> Information supplied:
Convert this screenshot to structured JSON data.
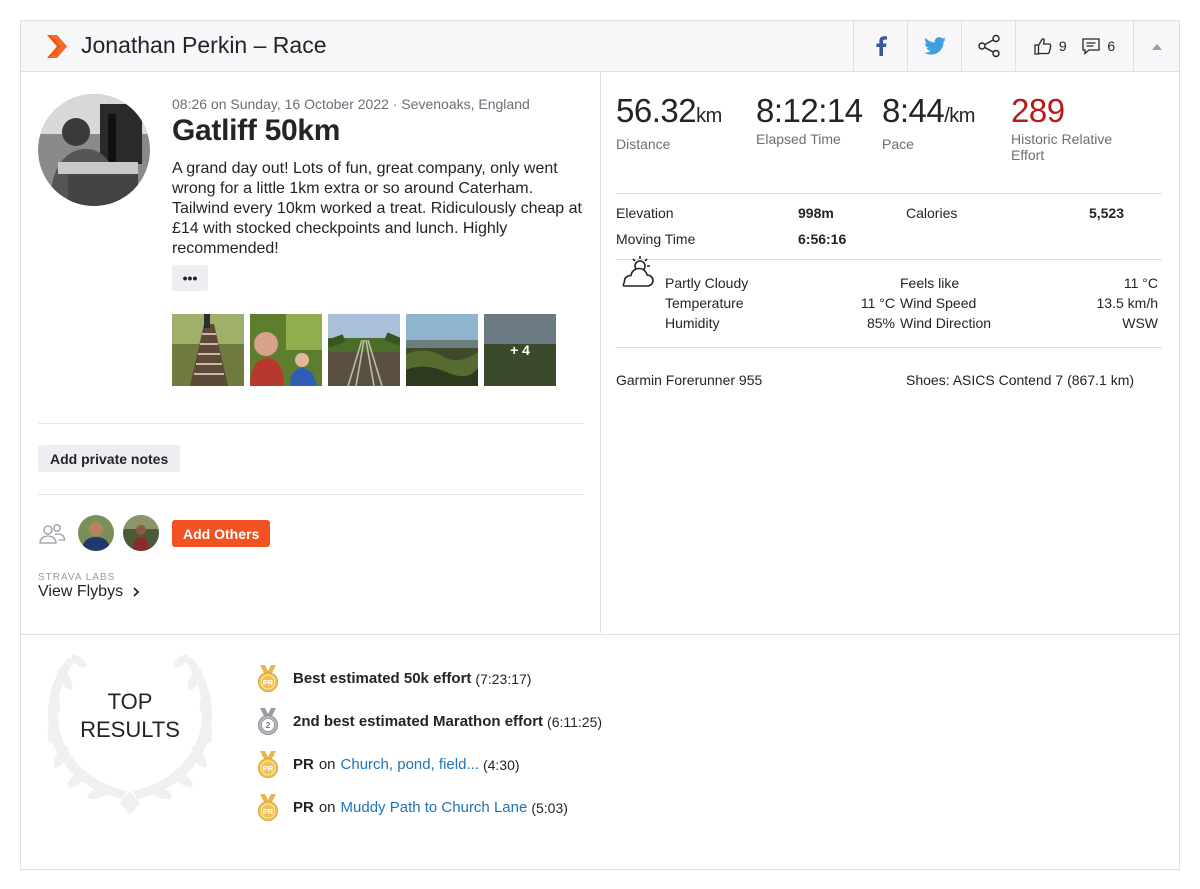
{
  "header": {
    "title": "Jonathan Perkin – Race",
    "kudos_count": "9",
    "comment_count": "6",
    "brand_color": "#fc5200"
  },
  "activity": {
    "meta": "08:26 on Sunday, 16 October 2022 · Sevenoaks, England",
    "name": "Gatliff 50km",
    "description": "A grand day out! Lots of fun, great company, only went wrong for a little 1km extra or so around Caterham. Tailwind every 10km worked a treat. Ridiculously cheap at £14 with stocked checkpoints and lunch. Highly recommended!",
    "more_label": "•••",
    "photos_more_label": "+ 4",
    "private_notes_label": "Add private notes",
    "add_others_label": "Add Others",
    "labs_label": "STRAVA LABS",
    "flybys_label": "View Flybys"
  },
  "stats": {
    "distance": {
      "value": "56.32",
      "unit": "km",
      "label": "Distance"
    },
    "elapsed": {
      "value": "8:12:14",
      "label": "Elapsed Time"
    },
    "pace": {
      "value": "8:44",
      "unit": "/km",
      "label": "Pace"
    },
    "effort": {
      "value": "289",
      "label_1": "Historic Relative",
      "label_2": "Effort",
      "color": "#b8191b"
    }
  },
  "details": {
    "elevation_label": "Elevation",
    "elevation": "998m",
    "calories_label": "Calories",
    "calories": "5,523",
    "moving_label": "Moving Time",
    "moving": "6:56:16"
  },
  "weather": {
    "condition": "Partly Cloudy",
    "temperature_label": "Temperature",
    "temperature": "11 °C",
    "humidity_label": "Humidity",
    "humidity": "85%",
    "feels_like_label": "Feels like",
    "feels_like": "11 °C",
    "wind_speed_label": "Wind Speed",
    "wind_speed": "13.5 km/h",
    "wind_direction_label": "Wind Direction",
    "wind_direction": "WSW"
  },
  "gear": {
    "device": "Garmin Forerunner 955",
    "shoes": "Shoes: ASICS Contend 7 (867.1 km)"
  },
  "top_results": {
    "title_1": "TOP",
    "title_2": "RESULTS",
    "items": [
      {
        "badge": "PR",
        "medal": "gold",
        "text": "Best estimated 50k effort",
        "time": "(7:23:17)"
      },
      {
        "badge": "2",
        "medal": "silver",
        "text": "2nd best estimated Marathon effort",
        "time": "(6:11:25)"
      },
      {
        "badge": "PR",
        "medal": "gold",
        "prefix": "PR",
        "on": "on",
        "segment": "Church, pond, field...",
        "time": "(4:30)"
      },
      {
        "badge": "PR",
        "medal": "gold",
        "prefix": "PR",
        "on": "on",
        "segment": "Muddy Path to Church Lane",
        "time": "(5:03)"
      }
    ]
  }
}
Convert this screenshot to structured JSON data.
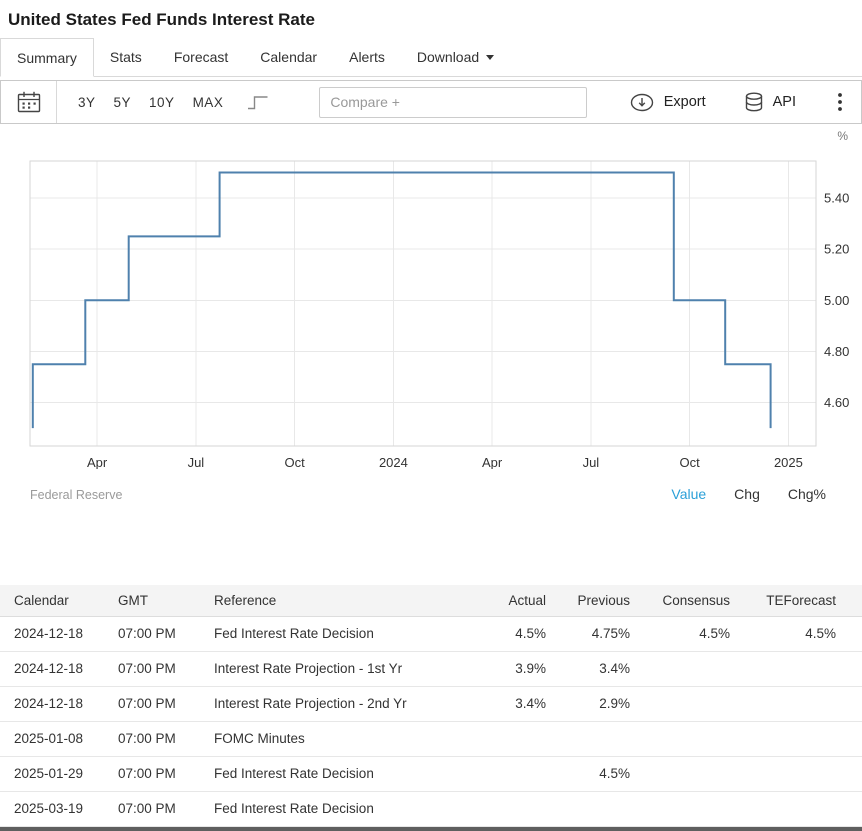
{
  "header": {
    "title": "United States Fed Funds Interest Rate"
  },
  "tabs": {
    "items": [
      {
        "label": "Summary",
        "active": true,
        "has_dropdown": false
      },
      {
        "label": "Stats",
        "active": false,
        "has_dropdown": false
      },
      {
        "label": "Forecast",
        "active": false,
        "has_dropdown": false
      },
      {
        "label": "Calendar",
        "active": false,
        "has_dropdown": false
      },
      {
        "label": "Alerts",
        "active": false,
        "has_dropdown": false
      },
      {
        "label": "Download",
        "active": false,
        "has_dropdown": true
      }
    ]
  },
  "toolbar": {
    "range_buttons": [
      "3Y",
      "5Y",
      "10Y",
      "MAX"
    ],
    "compare": {
      "placeholder": "Compare +"
    },
    "export_label": "Export",
    "api_label": "API"
  },
  "colors": {
    "accent_blue": "#2ba0d8",
    "chart_line": "#4f81ad"
  },
  "chart_data": {
    "type": "line",
    "step": true,
    "title": "United States Fed Funds Interest Rate",
    "ylabel": "%",
    "unit": "%",
    "grid": true,
    "legend": false,
    "line_color": "#4f81ad",
    "x_domain": [
      2023.08,
      2025.07
    ],
    "y_domain": [
      4.43,
      5.545
    ],
    "y_ticks": [
      4.6,
      4.8,
      5.0,
      5.2,
      5.4
    ],
    "x_ticks": [
      {
        "x": 2023.25,
        "label": "Apr"
      },
      {
        "x": 2023.5,
        "label": "Jul"
      },
      {
        "x": 2023.75,
        "label": "Oct"
      },
      {
        "x": 2024.0,
        "label": "2024"
      },
      {
        "x": 2024.25,
        "label": "Apr"
      },
      {
        "x": 2024.5,
        "label": "Jul"
      },
      {
        "x": 2024.75,
        "label": "Oct"
      },
      {
        "x": 2025.0,
        "label": "2025"
      }
    ],
    "series": [
      {
        "name": "Fed Funds Interest Rate",
        "start": {
          "x": 2023.087,
          "value": 4.5
        },
        "changes": [
          {
            "x": 2023.087,
            "value": 4.75
          },
          {
            "x": 2023.22,
            "value": 5.0
          },
          {
            "x": 2023.33,
            "value": 5.25
          },
          {
            "x": 2023.56,
            "value": 5.5
          },
          {
            "x": 2024.71,
            "value": 5.0
          },
          {
            "x": 2024.84,
            "value": 4.75
          },
          {
            "x": 2024.955,
            "value": 4.5
          }
        ]
      }
    ]
  },
  "chart_footer": {
    "source": "Federal Reserve",
    "modes": [
      {
        "label": "Value",
        "active": true
      },
      {
        "label": "Chg",
        "active": false
      },
      {
        "label": "Chg%",
        "active": false
      }
    ]
  },
  "calendar_table": {
    "headers": [
      "Calendar",
      "GMT",
      "Reference",
      "Actual",
      "Previous",
      "Consensus",
      "TEForecast"
    ],
    "rows": [
      {
        "calendar": "2024-12-18",
        "gmt": "07:00 PM",
        "reference": "Fed Interest Rate Decision",
        "actual": "4.5%",
        "previous": "4.75%",
        "consensus": "4.5%",
        "teforecast": "4.5%"
      },
      {
        "calendar": "2024-12-18",
        "gmt": "07:00 PM",
        "reference": "Interest Rate Projection - 1st Yr",
        "actual": "3.9%",
        "previous": "3.4%",
        "consensus": "",
        "teforecast": ""
      },
      {
        "calendar": "2024-12-18",
        "gmt": "07:00 PM",
        "reference": "Interest Rate Projection - 2nd Yr",
        "actual": "3.4%",
        "previous": "2.9%",
        "consensus": "",
        "teforecast": ""
      },
      {
        "calendar": "2025-01-08",
        "gmt": "07:00 PM",
        "reference": "FOMC Minutes",
        "actual": "",
        "previous": "",
        "consensus": "",
        "teforecast": ""
      },
      {
        "calendar": "2025-01-29",
        "gmt": "07:00 PM",
        "reference": "Fed Interest Rate Decision",
        "actual": "",
        "previous": "4.5%",
        "consensus": "",
        "teforecast": ""
      },
      {
        "calendar": "2025-03-19",
        "gmt": "07:00 PM",
        "reference": "Fed Interest Rate Decision",
        "actual": "",
        "previous": "",
        "consensus": "",
        "teforecast": ""
      }
    ]
  }
}
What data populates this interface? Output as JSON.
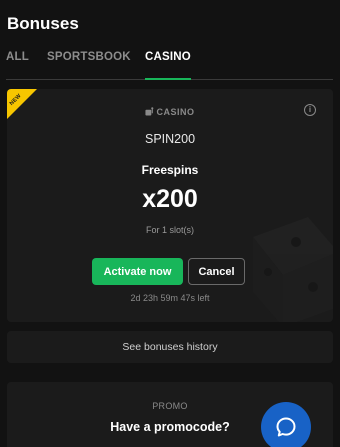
{
  "header": {
    "title": "Bonuses"
  },
  "tabs": [
    {
      "label": "ALL"
    },
    {
      "label": "SPORTSBOOK"
    },
    {
      "label": "CASINO"
    }
  ],
  "active_tab": "CASINO",
  "bonus_card": {
    "ribbon": "NEW",
    "category": "CASINO",
    "category_icon": "slot-icon",
    "code": "SPIN200",
    "type": "Freespins",
    "amount": "x200",
    "subtitle": "For 1 slot(s)",
    "activate_label": "Activate now",
    "cancel_label": "Cancel",
    "time_left": "2d 23h 59m 47s left"
  },
  "history": {
    "label": "See bonuses history"
  },
  "promo": {
    "label": "PROMO",
    "question": "Have a promocode?"
  },
  "chat": {
    "icon": "chat-bubble-icon"
  },
  "colors": {
    "background": "#121212",
    "card": "#1b1b1b",
    "accent_green": "#18b65a",
    "ribbon_yellow": "#f7c600",
    "chat_blue": "#1862c6"
  }
}
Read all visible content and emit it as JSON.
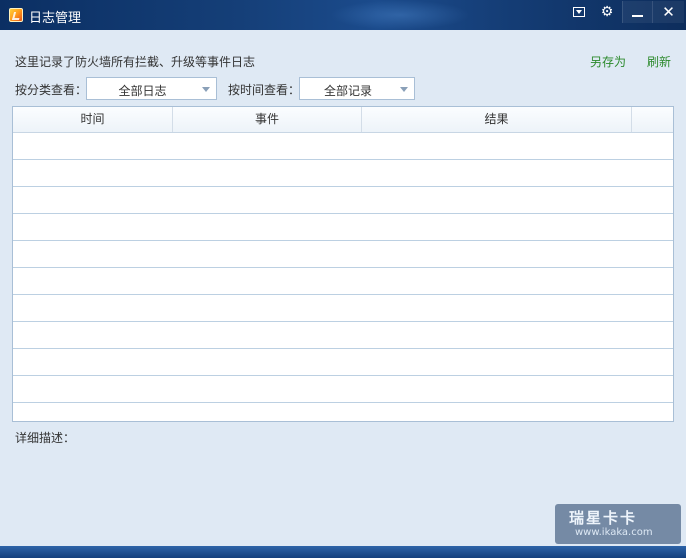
{
  "window": {
    "title": "日志管理",
    "menu_icon": "dropdown-menu-icon",
    "settings_icon": "gear-icon",
    "minimize_icon": "minimize-icon",
    "close_icon": "close-icon"
  },
  "header": {
    "description": "这里记录了防火墙所有拦截、升级等事件日志",
    "save_as": "另存为",
    "refresh": "刷新"
  },
  "filters": {
    "category_label": "按分类查看：",
    "category_value": "全部日志",
    "time_label": "按时间查看：",
    "time_value": "全部记录"
  },
  "table": {
    "columns": [
      "时间",
      "事件",
      "结果",
      ""
    ],
    "rows": []
  },
  "details": {
    "label": "详细描述："
  },
  "watermark": {
    "brand": "瑞星卡卡",
    "url": "www.ikaka.com"
  },
  "colors": {
    "titlebar": "#153f78",
    "body_bg": "#dfe9f4",
    "link_green": "#2c8a2c",
    "border": "#a9bfd6"
  }
}
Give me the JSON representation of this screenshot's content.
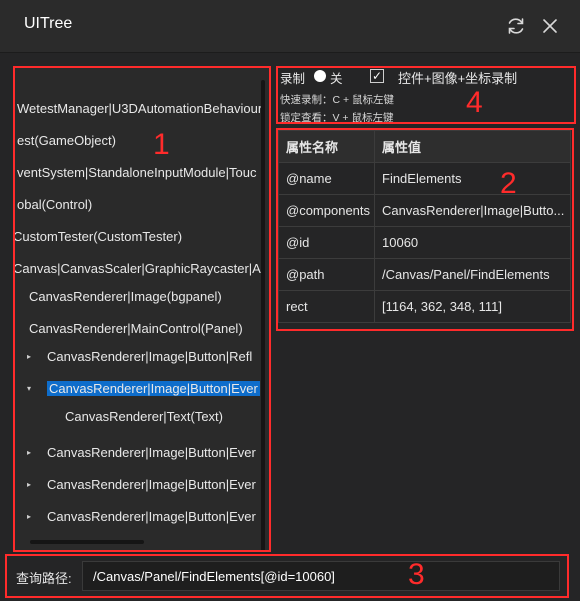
{
  "window": {
    "title": "UITree"
  },
  "icons": {
    "refresh": "refresh-icon",
    "close": "close-icon"
  },
  "accent_color": "#0e6dcb",
  "annotation_color": "#ff2b2b",
  "callouts": [
    "1",
    "2",
    "3",
    "4"
  ],
  "tree": {
    "nodes": [
      {
        "label": "WetestManager|U3DAutomationBehaviour",
        "arrow": ""
      },
      {
        "label": "est(GameObject)",
        "arrow": ""
      },
      {
        "label": "ventSystem|StandaloneInputModule|Touc",
        "arrow": ""
      },
      {
        "label": "obal(Control)",
        "arrow": ""
      },
      {
        "label": "CustomTester(CustomTester)",
        "arrow": ""
      },
      {
        "label": "Canvas|CanvasScaler|GraphicRaycaster|Au",
        "arrow": ""
      },
      {
        "label": "CanvasRenderer|Image(bgpanel)",
        "arrow": ""
      },
      {
        "label": "CanvasRenderer|MainControl(Panel)",
        "arrow": ""
      },
      {
        "label": "CanvasRenderer|Image|Button|Refl",
        "arrow": "▸"
      },
      {
        "label": "CanvasRenderer|Image|Button|Ever",
        "arrow": "▾",
        "selected": true
      },
      {
        "label": "CanvasRenderer|Text(Text)",
        "arrow": ""
      },
      {
        "label": "CanvasRenderer|Image|Button|Ever",
        "arrow": "▸"
      },
      {
        "label": "CanvasRenderer|Image|Button|Ever",
        "arrow": "▸"
      },
      {
        "label": "CanvasRenderer|Image|Button|Ever",
        "arrow": "▸"
      }
    ]
  },
  "recorder": {
    "record_label": "录制",
    "off_label": "关",
    "checkbox_label": "控件+图像+坐标录制",
    "checkbox_checked": true,
    "hint_quick": "快速录制：C + 鼠标左键",
    "hint_lock": "锁定查看：V + 鼠标左键"
  },
  "properties": {
    "header_name": "属性名称",
    "header_value": "属性值",
    "rows": [
      {
        "name": "@name",
        "value": "FindElements"
      },
      {
        "name": "@components",
        "value": "CanvasRenderer|Image|Butto..."
      },
      {
        "name": "@id",
        "value": "10060"
      },
      {
        "name": "@path",
        "value": "/Canvas/Panel/FindElements"
      },
      {
        "name": "rect",
        "value": "[1164, 362, 348, 111]"
      }
    ]
  },
  "query": {
    "label": "查询路径:",
    "value": "/Canvas/Panel/FindElements[@id=10060]"
  }
}
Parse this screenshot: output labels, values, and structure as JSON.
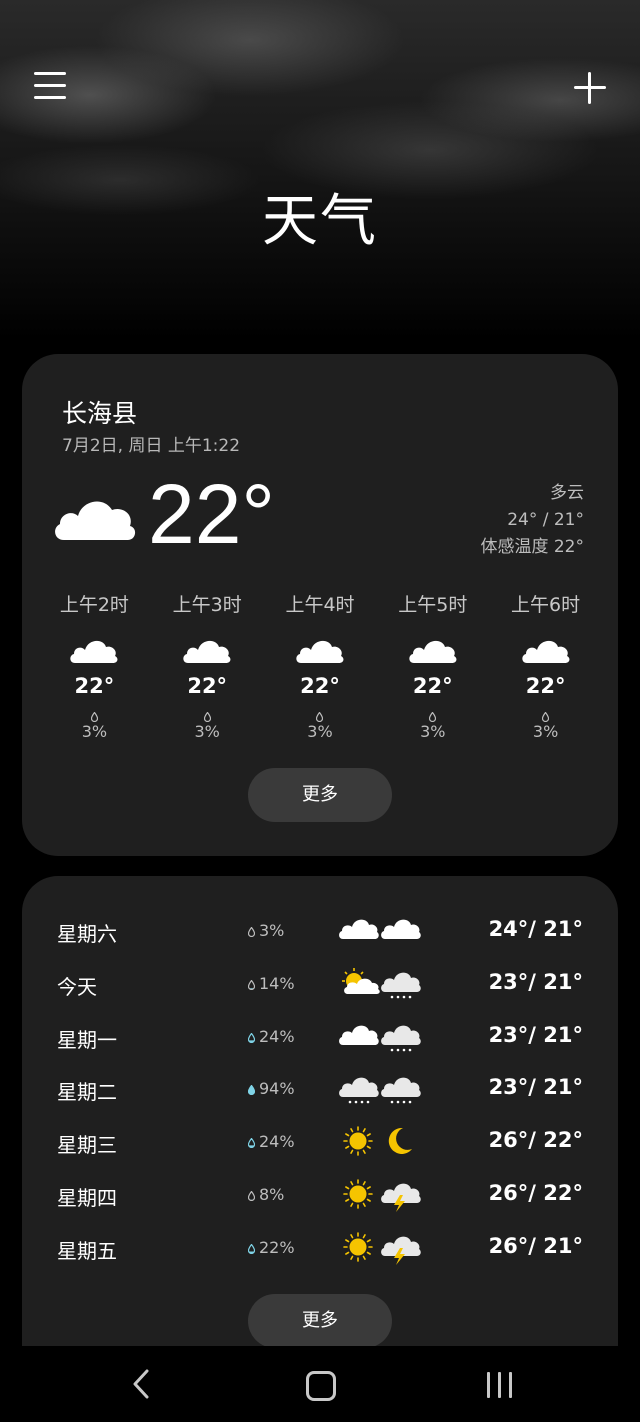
{
  "header": {
    "title": "天气",
    "menu_icon": "hamburger-menu-icon",
    "add_icon": "plus-icon"
  },
  "current": {
    "location": "长海县",
    "datetime": "7月2日, 周日 上午1:22",
    "temperature": "22°",
    "condition": "多云",
    "high_low": "24° / 21°",
    "feels_like": "体感温度 22°",
    "icon": "cloud-icon"
  },
  "hourly": [
    {
      "time": "上午2时",
      "icon": "cloud-icon",
      "temp": "22°",
      "rain": "3%"
    },
    {
      "time": "上午3时",
      "icon": "cloud-icon",
      "temp": "22°",
      "rain": "3%"
    },
    {
      "time": "上午4时",
      "icon": "cloud-icon",
      "temp": "22°",
      "rain": "3%"
    },
    {
      "time": "上午5时",
      "icon": "cloud-icon",
      "temp": "22°",
      "rain": "3%"
    },
    {
      "time": "上午6时",
      "icon": "cloud-icon",
      "temp": "22°",
      "rain": "3%"
    }
  ],
  "hourly_more_label": "更多",
  "daily": [
    {
      "day": "星期六",
      "rain": "3%",
      "rain_drop_level": 0.03,
      "day_icon": "cloud-icon",
      "night_icon": "cloud-icon",
      "range": "24°/ 21°"
    },
    {
      "day": "今天",
      "rain": "14%",
      "rain_drop_level": 0.14,
      "day_icon": "partly-cloudy-icon",
      "night_icon": "rain-cloud-icon",
      "range": "23°/ 21°"
    },
    {
      "day": "星期一",
      "rain": "24%",
      "rain_drop_level": 0.24,
      "day_icon": "cloud-icon",
      "night_icon": "rain-cloud-icon",
      "range": "23°/ 21°"
    },
    {
      "day": "星期二",
      "rain": "94%",
      "rain_drop_level": 0.94,
      "day_icon": "rain-cloud-icon",
      "night_icon": "rain-cloud-icon",
      "range": "23°/ 21°"
    },
    {
      "day": "星期三",
      "rain": "24%",
      "rain_drop_level": 0.24,
      "day_icon": "sun-icon",
      "night_icon": "moon-icon",
      "range": "26°/ 22°"
    },
    {
      "day": "星期四",
      "rain": "8%",
      "rain_drop_level": 0.08,
      "day_icon": "sun-icon",
      "night_icon": "thunderstorm-icon",
      "range": "26°/ 22°"
    },
    {
      "day": "星期五",
      "rain": "22%",
      "rain_drop_level": 0.22,
      "day_icon": "sun-icon",
      "night_icon": "thunderstorm-icon",
      "range": "26°/ 21°"
    }
  ],
  "daily_more_label": "更多",
  "colors": {
    "background": "#000000",
    "card": "#1f1f1f",
    "button": "#3a3a3a",
    "sun": "#f5c400",
    "drop_accent": "#7fd3e6"
  },
  "navbar": {
    "back_icon": "back-chevron-icon",
    "home_icon": "home-icon",
    "recents_icon": "recent-apps-icon"
  }
}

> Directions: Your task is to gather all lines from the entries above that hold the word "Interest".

> Solution:
    "title": "United States Fed Funds Interest Rate"
    "title": "United States Fed Funds Interest Rate",
        "name": "Fed Funds Interest Rate",
        "reference": "Fed Interest Rate Decision",
        "reference": "Interest Rate Projection - 1st Yr",
        "reference": "Interest Rate Projection - 2nd Yr",
        "reference": "Fed Interest Rate Decision",
        "reference": "Fed Interest Rate Decision",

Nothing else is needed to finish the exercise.